- Opening Delimiter -
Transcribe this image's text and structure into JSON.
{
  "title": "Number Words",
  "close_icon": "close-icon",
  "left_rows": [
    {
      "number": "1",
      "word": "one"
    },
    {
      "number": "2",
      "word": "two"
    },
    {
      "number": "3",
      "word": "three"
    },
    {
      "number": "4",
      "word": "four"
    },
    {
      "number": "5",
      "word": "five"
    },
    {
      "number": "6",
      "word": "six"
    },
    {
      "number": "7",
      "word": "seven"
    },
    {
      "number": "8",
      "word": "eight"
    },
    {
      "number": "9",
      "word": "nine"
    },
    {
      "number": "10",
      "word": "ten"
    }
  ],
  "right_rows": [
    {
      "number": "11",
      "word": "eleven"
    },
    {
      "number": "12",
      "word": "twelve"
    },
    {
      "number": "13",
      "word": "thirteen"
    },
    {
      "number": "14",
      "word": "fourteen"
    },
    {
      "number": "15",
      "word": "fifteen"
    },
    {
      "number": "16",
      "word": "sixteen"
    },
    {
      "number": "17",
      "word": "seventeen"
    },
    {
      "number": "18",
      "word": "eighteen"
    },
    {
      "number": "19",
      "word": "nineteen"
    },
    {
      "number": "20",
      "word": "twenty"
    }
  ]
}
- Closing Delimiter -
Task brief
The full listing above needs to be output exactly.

Expected output
Transcribe this image's text and structure into JSON.
{
  "title": "Number Words",
  "close_icon": "close-icon",
  "left_rows": [
    {
      "number": "1",
      "word": "one"
    },
    {
      "number": "2",
      "word": "two"
    },
    {
      "number": "3",
      "word": "three"
    },
    {
      "number": "4",
      "word": "four"
    },
    {
      "number": "5",
      "word": "five"
    },
    {
      "number": "6",
      "word": "six"
    },
    {
      "number": "7",
      "word": "seven"
    },
    {
      "number": "8",
      "word": "eight"
    },
    {
      "number": "9",
      "word": "nine"
    },
    {
      "number": "10",
      "word": "ten"
    }
  ],
  "right_rows": [
    {
      "number": "11",
      "word": "eleven"
    },
    {
      "number": "12",
      "word": "twelve"
    },
    {
      "number": "13",
      "word": "thirteen"
    },
    {
      "number": "14",
      "word": "fourteen"
    },
    {
      "number": "15",
      "word": "fifteen"
    },
    {
      "number": "16",
      "word": "sixteen"
    },
    {
      "number": "17",
      "word": "seventeen"
    },
    {
      "number": "18",
      "word": "eighteen"
    },
    {
      "number": "19",
      "word": "nineteen"
    },
    {
      "number": "20",
      "word": "twenty"
    }
  ]
}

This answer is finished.